The vast majority of all civil cases, including those in Georgia, end with a determination and an award of damages. The exact nature of the damages received will depend on the type of case that is being heard and what the plaintiff request. Often times, what damages boils down to is a monetary award based off of compensatory or punitive. A wrongful death judgment can include an award for damages based off of one or both theories.
Compensatory damages are meant to compensate the victim for their loss or injury. Because they are meant as compensation the damages have to trace back to the injured party and their loss. In a wrongful death lawsuit compensatory losses can be financial and non-financial in nature. Financial losses are generally determined by the circumstances of the victim at the time of their death. Calculations for financial losses include items, such as loss of wages, loss of inheritance, medical bills, damage to property and a host of other actually losses.
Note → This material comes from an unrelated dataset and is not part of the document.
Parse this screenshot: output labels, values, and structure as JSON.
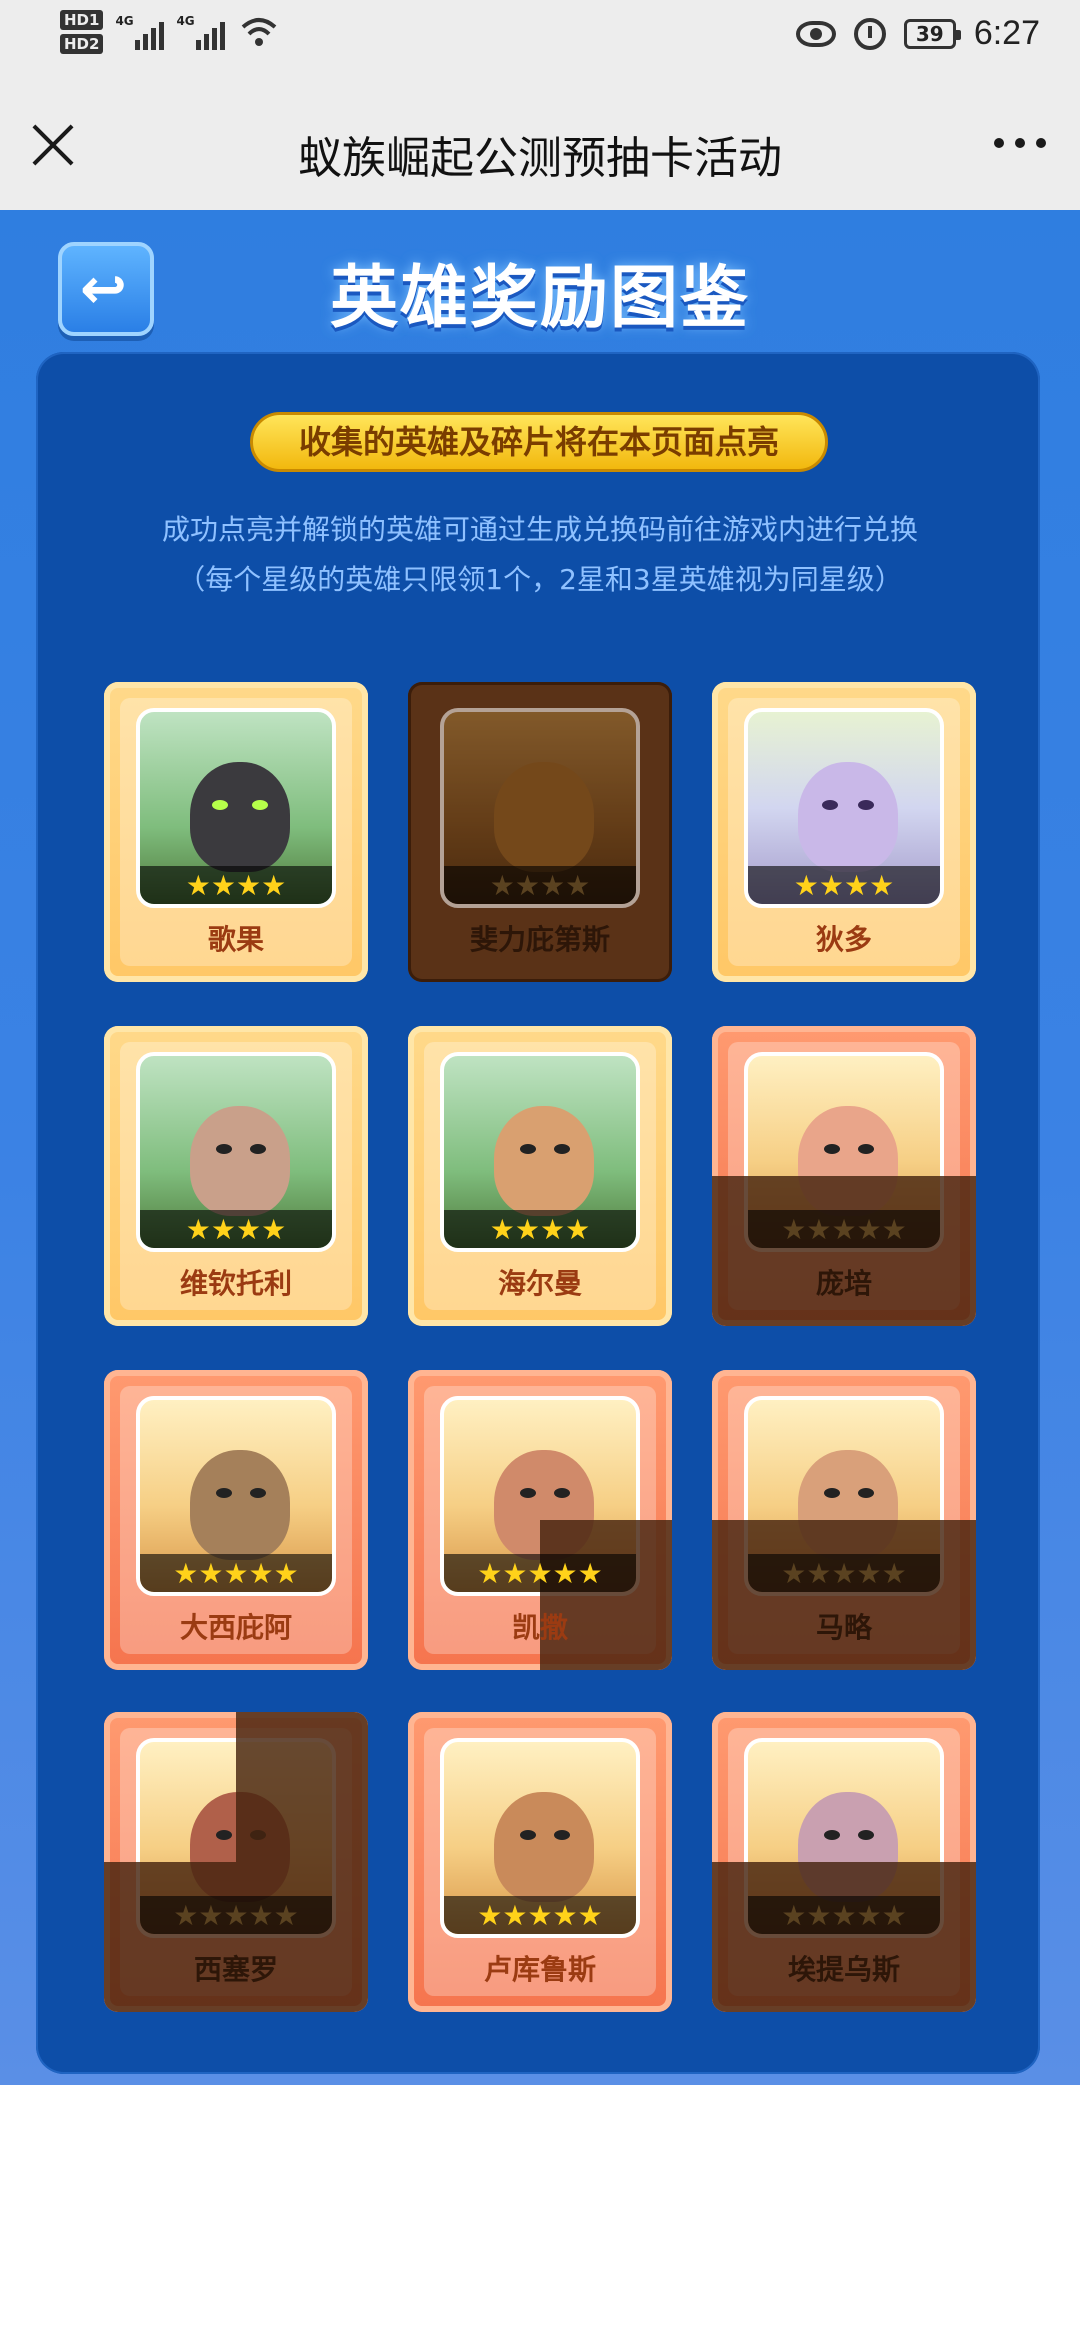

These calculations can become complex when factors such as life expectancy, earning capacity, intelligence and other factors are considered.
Punitive damages are meant to punish the defendant for their actions rather than compensate the victim for their loss. This means that the award does not financially trace back to the injured party and is based off the punishment or deterrent effect it has on the defendant. Many civil cases either bar or do not award punitive damages in most types of civil cases. Because it is used as punishment this class of damages is normally reserved for cases when the defendant was recklessly negligent or showed intent to do harm to the victim.
State law governs the matter of what damages can be allied to a case. Georgia and a number of other states allows for punitive damages to be considered in a wrongful death lawsuit.
Source: Findlaw.com, “Wrongful Death overview,” accessed on Sept. 15, 2014